A collaborative group of scientists from different academic centres in the USA and China led by James Wilson tested a possibility of success in curing a rare and dramatically severe inborn error of metabolism Ornithine Transcarbamylase deficiency (OTCD) using a combination of adeno-associated viral delivery system and the CRISPR-Cas9 genome editing tool.
OTCD is an X-linked urea cycle disorder that causes neonatal death in most affected males due to excess levels of ammonia in the blood (called hyperammonaemia) resulting in neurotoxicity. The children that survive beyond neonatal period can be treated by liver transplantation as the defect is almost completely confined to the liver. Because of the rapid growth of the liver size in the first few months of life gene therapy treatment with non-integrating vectors is unlikely to provide long-term benefits for the patients. The use of genome editing tools for correction of somatic mutations in the hepatocytes offers the potential of permanent cure for this disease.
Wilson et al. (2016), used the mouse model of OTCD carrying a mutation in the OTC gene in order to test their hypothesis. Two AAV8 delivery vectors were used to incorporate all the components of the CRISPR Cas9 genome editing system. Both vectors were injected into mice at 2 days of age. Further analysis showed this genome editing approach allowed correction of approximately 10% the OTC gene copies in the treated mouse livers. This level of gene correction was maintained long-term.

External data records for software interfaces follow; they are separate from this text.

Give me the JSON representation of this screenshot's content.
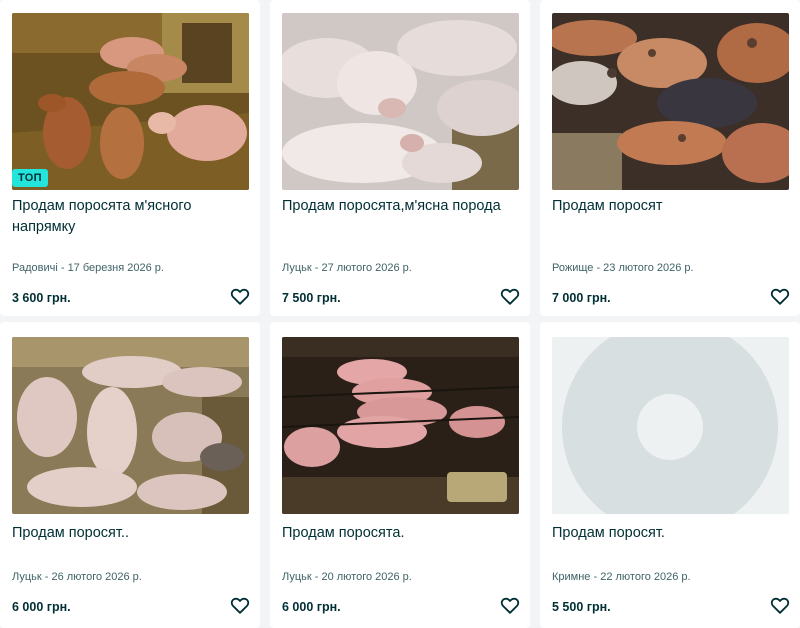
{
  "badge_label": "ТОП",
  "listings": [
    {
      "title": "Продам поросята м'ясного напрямку",
      "meta": "Радовичі - 17 березня 2026 р.",
      "price": "3 600 грн.",
      "image": "piglets-brown-on-straw",
      "top": true
    },
    {
      "title": "Продам поросята,м'ясна порода",
      "meta": "Луцьк - 27 лютого 2026 р.",
      "price": "7 500 грн.",
      "image": "pink-piglets-closeup",
      "top": false
    },
    {
      "title": "Продам поросят",
      "meta": "Рожище - 23 лютого 2026 р.",
      "price": "7 000 грн.",
      "image": "spotted-piglets-pile",
      "top": false
    },
    {
      "title": "Продам поросят..",
      "meta": "Луцьк - 26 лютого 2026 р.",
      "price": "6 000 грн.",
      "image": "piglets-group-on-straw",
      "top": false
    },
    {
      "title": "Продам поросята.",
      "meta": "Луцьк - 20 лютого 2026 р.",
      "price": "6 000 грн.",
      "image": "piglets-in-pen-dark",
      "top": false
    },
    {
      "title": "Продам поросят.",
      "meta": "Кримне - 22 лютого 2026 р.",
      "price": "5 500 грн.",
      "image": "image-placeholder",
      "top": false
    }
  ],
  "colors": {
    "page_bg": "#f2f4f5",
    "card_bg": "#ffffff",
    "text": "#002f34",
    "meta_text": "#406367",
    "badge_bg": "#23e5db"
  },
  "icons": {
    "favorite": "heart-outline-icon"
  }
}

Moreover, all the mice treated by the genome editing approach survived a protein challenge whilst all the untreated mice developed lethal hyperammonaemia.
Interestingly, the treatment of older mice was not as successful and the mice experienced adverse effects.
This study provides evidence for therapeutic potential of in vivo genome editing approach to treatment of single gene liver-based disorders. Further work, however, is required to improve the methods and better understand the potential risks of this exciting technique.
Yang, Y., Wang, L., et al. (2016). A dual AAV system enables the Cas9-mediated correction of a metabolic liver disease in newborn mice. Nature Biotechnology. 34(3):334-338.